──────── SUPPLIED ENTRIES

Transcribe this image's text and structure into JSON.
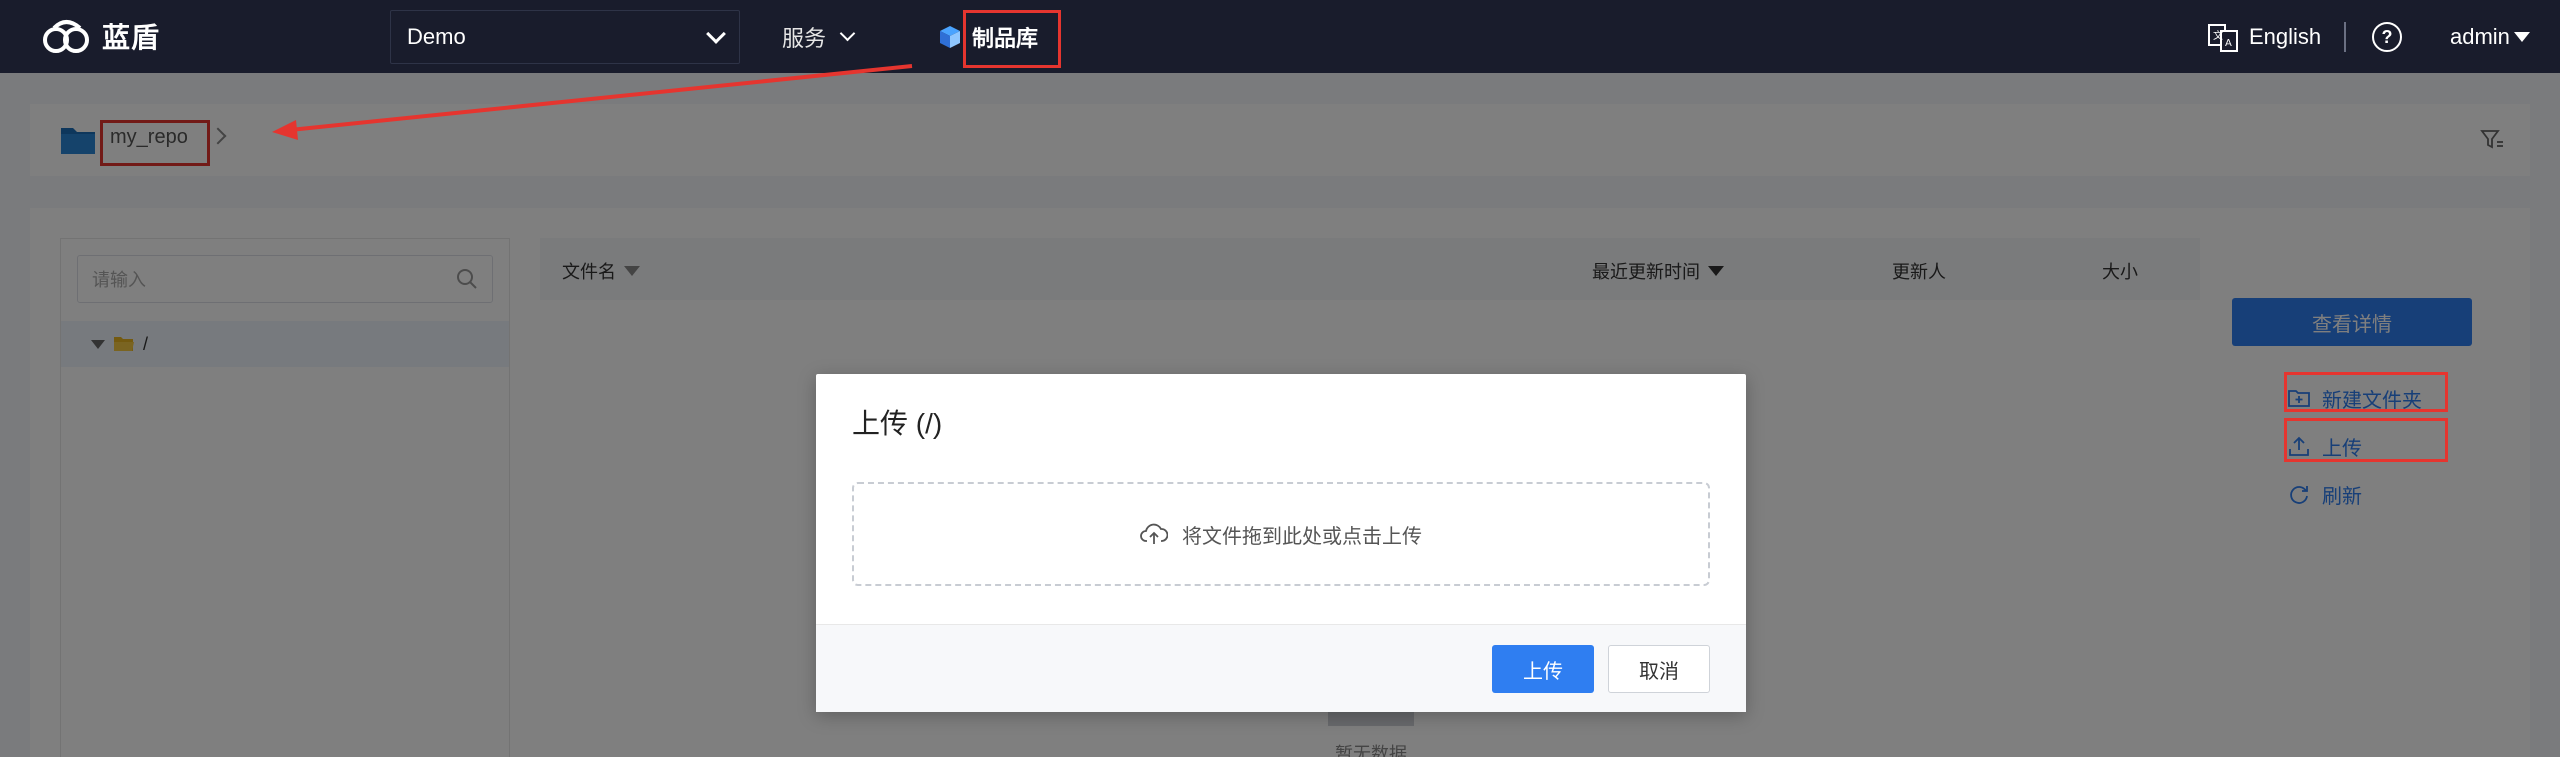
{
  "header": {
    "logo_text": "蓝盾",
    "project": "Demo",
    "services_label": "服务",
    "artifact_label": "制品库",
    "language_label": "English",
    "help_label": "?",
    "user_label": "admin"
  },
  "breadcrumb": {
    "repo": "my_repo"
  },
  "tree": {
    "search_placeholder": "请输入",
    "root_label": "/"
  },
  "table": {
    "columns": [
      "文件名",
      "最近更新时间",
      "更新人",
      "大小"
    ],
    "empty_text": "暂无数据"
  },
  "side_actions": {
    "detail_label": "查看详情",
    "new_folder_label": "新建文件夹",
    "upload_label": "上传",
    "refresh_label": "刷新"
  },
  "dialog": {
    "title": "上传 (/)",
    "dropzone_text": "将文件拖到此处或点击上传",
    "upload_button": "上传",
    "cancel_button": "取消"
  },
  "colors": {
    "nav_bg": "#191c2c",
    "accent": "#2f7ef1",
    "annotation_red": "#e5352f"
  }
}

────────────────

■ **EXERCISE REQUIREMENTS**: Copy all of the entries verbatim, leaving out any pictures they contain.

■ **REPLY**:
Transcribe this image's text and structure into JSON.
{
  "header": {
    "logo_text": "蓝盾",
    "project": "Demo",
    "services_label": "服务",
    "artifact_label": "制品库",
    "language_label": "English",
    "help_label": "?",
    "user_label": "admin"
  },
  "breadcrumb": {
    "repo": "my_repo"
  },
  "tree": {
    "search_placeholder": "请输入",
    "root_label": "/"
  },
  "table": {
    "columns": [
      "文件名",
      "最近更新时间",
      "更新人",
      "大小"
    ],
    "empty_text": "暂无数据"
  },
  "side_actions": {
    "detail_label": "查看详情",
    "new_folder_label": "新建文件夹",
    "upload_label": "上传",
    "refresh_label": "刷新"
  },
  "dialog": {
    "title": "上传 (/)",
    "dropzone_text": "将文件拖到此处或点击上传",
    "upload_button": "上传",
    "cancel_button": "取消"
  },
  "colors": {
    "nav_bg": "#191c2c",
    "accent": "#2f7ef1",
    "annotation_red": "#e5352f"
  }
}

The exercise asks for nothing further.